As schools re-open their doors, so do the Members of the European Parliament return to their offices in Brussels. The first day after recess, 1st September, was this time even more interesting for the MEPs as it’s also the first day after the elections. New MEPs have arrived and some old ones were re-elected in order to represent their constituencies in the only supranational parliament in the world. Political groups represented in the European Parliament of 2014-2019 now hold a different balance than they had in the previous mandate. Here, we present some main topics, which the MEPs will have to address before the end of this year. All deliberations of the European Parliament and its Committees can be followed live with interpretation at EPTV.
The first and probably also the most important decision that the MEPs will have to take by the end of 2015 is nomination of individual members of the new European Commission. Even through candidates are presented by Member States, they still need to undergo detailed hearings in the Parliament, where Members quizz them on their backgrounds as well as assess their personal integrity. The hearings are expected to start by the end of September and continue for a month. By end October the Parliament will formulate it’s position on the whole College of Commissioners as a package.

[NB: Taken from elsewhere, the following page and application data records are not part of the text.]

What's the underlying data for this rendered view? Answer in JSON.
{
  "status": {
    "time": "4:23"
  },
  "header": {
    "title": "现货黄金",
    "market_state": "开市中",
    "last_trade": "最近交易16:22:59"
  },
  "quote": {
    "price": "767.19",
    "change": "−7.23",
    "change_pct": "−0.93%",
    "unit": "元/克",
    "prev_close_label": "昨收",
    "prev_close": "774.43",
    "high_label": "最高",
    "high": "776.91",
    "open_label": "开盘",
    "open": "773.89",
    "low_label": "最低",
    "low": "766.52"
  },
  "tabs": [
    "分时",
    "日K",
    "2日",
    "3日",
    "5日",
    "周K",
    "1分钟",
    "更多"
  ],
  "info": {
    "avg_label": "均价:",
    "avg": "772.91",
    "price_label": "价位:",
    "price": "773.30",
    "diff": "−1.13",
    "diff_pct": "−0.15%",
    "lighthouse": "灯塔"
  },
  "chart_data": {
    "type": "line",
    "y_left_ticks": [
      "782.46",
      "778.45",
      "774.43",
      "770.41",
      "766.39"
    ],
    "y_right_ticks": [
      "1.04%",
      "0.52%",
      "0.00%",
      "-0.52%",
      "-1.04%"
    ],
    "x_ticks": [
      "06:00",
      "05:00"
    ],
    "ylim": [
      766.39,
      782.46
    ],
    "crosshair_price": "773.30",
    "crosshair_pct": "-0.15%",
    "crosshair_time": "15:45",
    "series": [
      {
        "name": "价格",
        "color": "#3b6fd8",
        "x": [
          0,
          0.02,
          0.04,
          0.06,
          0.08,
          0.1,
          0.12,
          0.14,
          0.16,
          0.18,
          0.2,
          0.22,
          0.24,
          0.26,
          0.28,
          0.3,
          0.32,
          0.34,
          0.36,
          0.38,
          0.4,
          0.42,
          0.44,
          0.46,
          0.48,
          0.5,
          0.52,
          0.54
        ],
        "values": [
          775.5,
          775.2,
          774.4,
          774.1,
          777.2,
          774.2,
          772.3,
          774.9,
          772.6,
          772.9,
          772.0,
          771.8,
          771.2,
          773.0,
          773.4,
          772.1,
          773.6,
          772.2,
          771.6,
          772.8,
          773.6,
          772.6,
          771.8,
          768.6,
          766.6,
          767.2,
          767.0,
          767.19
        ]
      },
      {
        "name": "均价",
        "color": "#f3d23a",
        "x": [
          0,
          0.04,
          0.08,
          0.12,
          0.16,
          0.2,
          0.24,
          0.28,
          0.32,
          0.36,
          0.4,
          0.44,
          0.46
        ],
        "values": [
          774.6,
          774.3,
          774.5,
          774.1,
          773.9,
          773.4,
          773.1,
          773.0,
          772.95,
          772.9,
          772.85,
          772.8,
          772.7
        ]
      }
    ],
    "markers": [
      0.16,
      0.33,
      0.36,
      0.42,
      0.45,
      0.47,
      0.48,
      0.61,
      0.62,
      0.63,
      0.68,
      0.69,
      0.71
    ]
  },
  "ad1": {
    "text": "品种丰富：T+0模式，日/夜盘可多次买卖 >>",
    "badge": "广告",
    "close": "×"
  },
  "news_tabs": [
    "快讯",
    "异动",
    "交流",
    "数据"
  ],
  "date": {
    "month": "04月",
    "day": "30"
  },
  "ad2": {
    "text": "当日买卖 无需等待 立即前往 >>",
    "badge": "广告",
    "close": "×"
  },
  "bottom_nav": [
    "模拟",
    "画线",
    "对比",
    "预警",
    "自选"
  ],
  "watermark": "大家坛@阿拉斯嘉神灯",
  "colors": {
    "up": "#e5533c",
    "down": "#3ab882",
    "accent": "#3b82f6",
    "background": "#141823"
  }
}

A COMMITTEES WEEK
The European Parliament works by “weeks”. Each week in each month has its very own specific function and agenda in order to allow for an efficient organisation of work. The first week of September is a “Committees week”. It certainly is not a coincidence that the very first two committees to have sat this autumn were the Committee on industry, research and energy (ITRE) and the Committee on External affairs (AFET). Topics dealt with in these two committees are of the outmost importance in the first four months of the new Parliament.
Climate chance and security of energy supply will be key topics to be discussed in the ITRE Committee. The MEPs have been for the last couple of years already deliberating extensively on the issues of energy policy and its role in the future structure of the Union’s efforts in combating climate change. The previous Parliament adopted some important documents such as the Energy roadmap 2050, as well as regulations in the areas of emissions reductions, nuclear safety, clean coal and carbon capture and storage and more. The Union and in its framework also a delegation from the European Parliament, is present at annual UN Framework Convention for Climate Change conferences and the new Parliament will need to discuss in particular the delicate issue of striking the right balance between economic development and green technologies. Taking into consideration the political structure of the new European Parliament we can probably expect that European policies will be “greener” than they have been until today. In most of the areas of the ITRE Committee, the Parliament has a co-decision right with the Council. This means that it’s decisions are not only very important but also binding in drafting EU legislation.
Ukraine crisis, instability in Iraq and war in Gaza will be those key topics discussed in the AFET Committee. The MEPs will try to gather as much political weight possible in order to have their voices heard in the bigger context of the EU. The European Parliament doesn’t have co-decision rights on the foreign policy affairs. Threrfore the MEPs use the power of Declarations and (un)official delegations to crisis areas.
DEFINING PRIORITIES FOR 2015
In addition to human resources decisions, agreeing on the future energy mix and trying to manage world crisis, the MEPs will also need to deal with finances before the end of the year. They need to adopt the 2015 Budget for the Union. They will strive to reach a consensual agreement not only among themselves and between political groups but also with the Member States in the Council. Even though the broad budget lines are pre-defined in the 2014-2020 Mutiannual Financial Framework, some minor changes are nevertheless possible each year. Whether the MEPs will decide to put more emphasis on youth policies and Erasmus+, support the research and innovation programme Horizon2020 or opt for a reinforced structural policy will be known by the end of the year.
THE ITALIAN INFLUENCE
Finally, one of the issues on the European Parliament’s agenda will most probably also be migration policy. The European Union does not have a common migration policy as such but Member States do have the right to cooperate on these issues should they wish so. The Italian Presidency of the Council has set enhancing such cooperation at the top of its agenda. No surprise there if we think of the number of immigrants arriving to Italian coasts every day. In case that the Member States decide to cooperate more closely in the area of asylum and migration, this would mean more solidarity and maybe an embryo for a new EU policy. The European Parliament does not have a co-legislative role here but can actively participate debating the issues in the framework of its Committee on civil liberties, justice and home affairs (LIBE).